Published in the Bangkok Post, January 25, 2008
Many expatriates who choose to manage their own savings and investments have traditionally allocated their money into cash and property.
The global financial events of last year mean that assumptions like ‘money in the bank’ and ‘safe as houses’ have been rigorously tested and found somewhat wanting.
Safe as houses
Property has the advantage of being a real investment, while stocks/shares can and do ‘go to zero’. General Motors was recently given a price target of just that! In the UK, Woolworths has gone into liquidation.
Many who have invested directly in real estate are now faced with an illiquid market. This is due partly to the unavailability of credit as well as the fact that real estate prices may not yet have reached their clearing levels.
However none of this should come as any real surprise.
In December 2005, ‘The Economist’ published an extensive report on the global residential real estate market, which it said was already ‘the greatest financial bubble of all time’. Three years ago it was already bigger than the bubble that precipitated both the Wall Street Crash, as well as the dot.com crash that greeted the new millennium but despite this, prices kept on rising.
Markets and fundamentals don’t always move in tandem or even in the same direction and it wasn’t until the summer of 2007, with the collapse of the UK’s Northern Rock bank, that there was any serious acknowledgement that house prices might NOT actually carry on going up forever.
Money in the bank
Many expats hold significant portions of their net worth in the form of cash, in bank accounts. During 2008 the security of this strategy was called into question.
Banks have collapsed or have averted collapse only with Government bail-outs and guarantees and in some cases nationalization. In the United States, nationalization goes by the somewhat softer name of conservatorship which has been the fate of both Freddie Mac and Fannie Mae.
Printing money out of thin air to bail out failed banks erodes the purchasing power of those currencies.
Exchange rate movements during 2008 mean that the real cost of living for some expats in Thailand has risen sharply.
During 2008, British and Australian expats have seen the value of their home currencies fall by over 10% against the Thai Baht and this is before factoring in price increases inside Thailand.
If this wasn’t enough, interest rates have been slashed by Central Banks. The latest rate cut by the US Federal Reserve has taken the interbank rate almost to 0%.
Even those expats in Thailand who could have lived comfortably on interest from their savings accounts a year ago are now looking for alternatives.
A new paradigm
It is possible that we may now be at, or close to, the end of the credit and consumption driven, boom and bust era of the last 35 years or so.
In his Inauguration address, President Obama seemed to suggest that whilst greed and dishonesty were responsible in part for the current global financial crisis, the main cause was failed (Government) policies and the lack of oversight and supervision.

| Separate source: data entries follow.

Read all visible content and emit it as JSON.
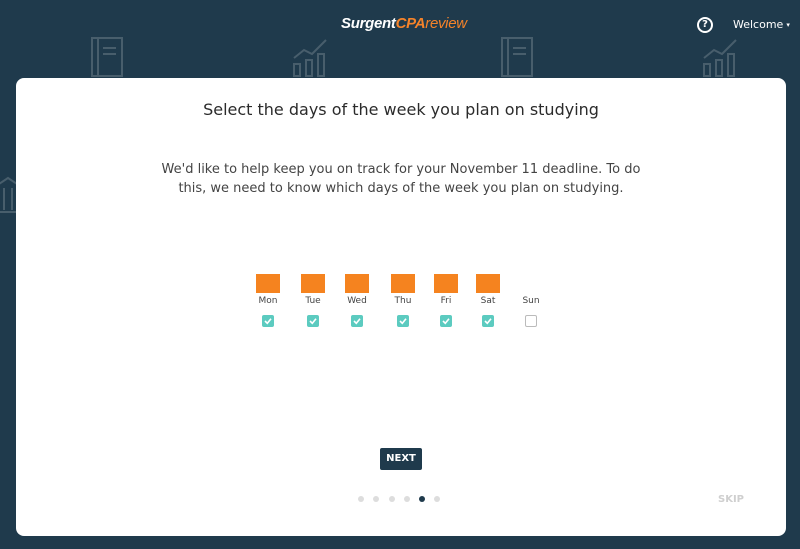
{
  "header": {
    "logo": {
      "part1": "Surgent",
      "part2": "CPA",
      "part3": "review"
    },
    "help_glyph": "?",
    "welcome_label": "Welcome",
    "caret": "▾"
  },
  "background_icons": [
    "notebook-icon",
    "chart-icon",
    "notebook-icon",
    "chart-icon",
    "bank-icon"
  ],
  "card": {
    "title": "Select the days of the week you plan on studying",
    "description": "We'd like to help keep you on track for your November 11 deadline. To do this, we need to know which days of the week you plan on studying.",
    "days": [
      {
        "label": "Mon",
        "checked": true
      },
      {
        "label": "Tue",
        "checked": true
      },
      {
        "label": "Wed",
        "checked": true
      },
      {
        "label": "Thu",
        "checked": true
      },
      {
        "label": "Fri",
        "checked": true
      },
      {
        "label": "Sat",
        "checked": true
      },
      {
        "label": "Sun",
        "checked": false
      }
    ],
    "next_label": "NEXT",
    "skip_label": "SKIP",
    "progress": {
      "total_steps": 6,
      "current_step": 5
    }
  },
  "colors": {
    "background": "#1f3a4c",
    "accent_orange": "#f5831f",
    "checkbox_teal": "#5ccbc0",
    "button": "#1f3a4c"
  }
}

For the moment, battered economies are being kept on life support by printing money and with token interest rates. These two policies are not free market policies and until global financial markets are allowed to operate freely we will continue to see weekly if not daily spasmodic movements in global stock market indices and the crisis will continue.
Cause and effect
With property and cash no longer the sacred cows that they once were, people are now looking for answers to questions that few have asked since the 1930’s.
But although it may appear to some people that everything has changed, things may not be as different as they seem at first glance, particularly when market prices bear little or no relation to fundamental values.
That said, at current market prices there are probably already some sectors whose fundamentals present very good long term if not medium term value.
The guarantee limits that apply to bank accounts are also common knowledge.
Furthermore, a contraction in the global economy is as inevitable as the expansion which precedes it.
Whatever your personal financial circumstances, it would seem that for the moment at least, cash and property are no longer the default, go-it-alone and safe investments that they once were.
But financial planning is much more than just investment management. The asset protection, estate planning, succession planning and perhaps the tax planning needs of investors also need to be considered, regardless of the economic climate.
Richard Colburn Dip PFS is a UK qualified financial adviser and Managing Director of Sterling Assets the specialist wealth management consultancy serving the expatriate community in the Far East.
Questions to the author can be directed by:email